Why Aston Martin driver Fernando Alonso, of all people, can feel like a big winner after the Formula 1 weekend in Brazil
How closely, dear readers, did you study the pictures of the podium ceremony after the 2023 Sao Paulo Grand Prix in Brazil? A cursory glance was probably enough to make you realize: Only one of the three drivers on the podium was really happy. And it wasn’t winner Max Verstappen or Lando Norris in P2. It was third-placed Fernando Alonso.
I had already let him sleep the best twice this year: After the Formula 1 opener in Bahrain, when the Aston Martin form had proven to be “real”; and after the Dutch Grand Prix, after Alonso had finished in the top 3 for the first time in weeks. And I dare say: he might sleep even better after Sao Paulo than after Zandvoort.
Rumors drive Alonso up the wall
Because what headlines haven’t there been in recent weeks? Aston Martin has really crashed, sometimes only driving at last year’s level; team boss Mike Krack finally admitted that Lance Stroll was criticized internally; Alonso was rumored to be moving to Red Bull or ending his career.
The latter in particular made Alonso very angry. According to Sky England, Alonso is not even thinking about quitting. Nor is he thinking of leaving Aston Martin. Alonso feels more comfortable in Lawrence Stroll’s team than ever before in his Formula 1 career, a close confidant explained when asked.
And what helps in a situation like this? Right: a presentable result. That’s what Alonso achieved in Brazil.
Of course, not all that glitters is gold. The fact that he was beaten by team-mate Stroll in qualifying, for example, is at least a blemish. But by 0.043 seconds, that can happen. Otherwise, Alonso doesn’t have much to blame himself for: He got what he could out of the AMR23 – or even more.
The masterpiece against Perez on the last lap
Because Alonso can’t actually finish third in the Grand Prix with this car. Period.
The fact that he managed it anyway speaks volumes for him. The way he defended for laps against Sergio Perez in the superior Red Bull in the final phase was absolutely worth seeing. And that despite the fact that Perez had better top speed and was also equipped with the DRS overtaking aid. An overtaking maneuver should have been a formality.
But: Perez only caught Alonso on the penultimate lap of the race. Only to be outwitted by Alonso again on the last lap of the race and still only finish fourth.
All you can say is: That was a masterpiece by Alonso that few other drivers in the field could achieve with the same material.
What Alonso triggers at Aston Martin
What this triggers at Aston Martin was evident at the podium ceremony: boundless, honest jubilation from the entire team. And an Alonso who lets the team take part in the award ceremony by handing the bottle of sparkling wine down from the podium into the arms of the mechanics
Is this what someone who’s had enough of it all looks like? Who wants to quit after the season? I don’t think so.

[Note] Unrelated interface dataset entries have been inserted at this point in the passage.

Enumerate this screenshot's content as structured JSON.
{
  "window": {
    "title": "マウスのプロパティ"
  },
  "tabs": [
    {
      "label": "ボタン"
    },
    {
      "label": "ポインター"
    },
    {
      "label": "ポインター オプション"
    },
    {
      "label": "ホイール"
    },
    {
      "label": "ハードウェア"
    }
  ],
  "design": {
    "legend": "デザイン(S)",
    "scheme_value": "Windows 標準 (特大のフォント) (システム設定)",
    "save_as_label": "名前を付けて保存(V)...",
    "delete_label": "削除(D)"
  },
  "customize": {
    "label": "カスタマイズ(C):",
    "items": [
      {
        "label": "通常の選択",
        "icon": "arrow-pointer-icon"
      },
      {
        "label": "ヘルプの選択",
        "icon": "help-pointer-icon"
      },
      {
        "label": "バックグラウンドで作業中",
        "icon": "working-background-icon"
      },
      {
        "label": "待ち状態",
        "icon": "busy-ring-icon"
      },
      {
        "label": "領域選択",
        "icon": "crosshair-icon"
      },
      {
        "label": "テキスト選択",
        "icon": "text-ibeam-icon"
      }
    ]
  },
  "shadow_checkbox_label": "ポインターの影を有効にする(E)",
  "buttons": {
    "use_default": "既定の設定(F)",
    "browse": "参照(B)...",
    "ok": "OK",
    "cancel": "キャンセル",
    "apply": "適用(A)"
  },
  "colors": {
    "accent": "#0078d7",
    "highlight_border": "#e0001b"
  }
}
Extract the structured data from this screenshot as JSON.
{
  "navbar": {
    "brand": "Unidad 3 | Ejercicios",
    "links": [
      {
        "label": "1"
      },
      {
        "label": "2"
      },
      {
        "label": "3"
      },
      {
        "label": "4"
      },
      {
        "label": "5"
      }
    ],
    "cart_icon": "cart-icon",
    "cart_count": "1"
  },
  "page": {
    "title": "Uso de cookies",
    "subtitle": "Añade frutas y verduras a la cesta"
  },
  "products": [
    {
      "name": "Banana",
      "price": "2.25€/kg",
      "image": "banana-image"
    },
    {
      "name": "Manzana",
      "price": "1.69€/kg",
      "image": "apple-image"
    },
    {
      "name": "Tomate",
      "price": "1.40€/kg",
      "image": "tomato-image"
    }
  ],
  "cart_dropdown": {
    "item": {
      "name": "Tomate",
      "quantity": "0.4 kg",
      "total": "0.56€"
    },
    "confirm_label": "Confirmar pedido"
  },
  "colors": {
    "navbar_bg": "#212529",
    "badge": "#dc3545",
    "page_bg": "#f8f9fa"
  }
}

On the contrary: Alonso gives the impression that he is more ambitious than ever. As if he wanted to prove something all the more this weekend after strange rumors had been doing the rounds. As if he wanted to make something clear. And his performance on the race track speaks volumes, perhaps more than ever
The scintilla of truth in the speculation
This can’t hide the fact that Aston Martin has really fallen off compared to Red Bull, McLaren, Ferrari and Mercedes. But at least it shows that one thing is still true: Alonso is still one of the best drivers in Formula 1, whether the car is at the front or not. And everyone would be well advised never to underestimate this Alonso.
Because perhaps there really is a grain of truth in the speculation: That at least secretly some team bosses wish they had Alonso in one of their cars. With performances like in the Grand Prix in Brazil, you could understand that all too well.
That’s why I believe that the third-last race weekend of the year could hardly have ended better for Alonso in many respects. The relaxed night’s sleep afterwards is just the bonus
Agree? Contradiction? Let’s talk!
You think similarly? Or completely different? Then let’s talk about it: Feel free to follow me on Facebook and/or Twitter, where I’ll be happy to discuss this column – and other Formula 1 and motorsport topics in general – with you.
And who didn’t sleep well after the race in Brazil? As always, you can find out in editor-in-chief Christian Nimmervoll’s sister column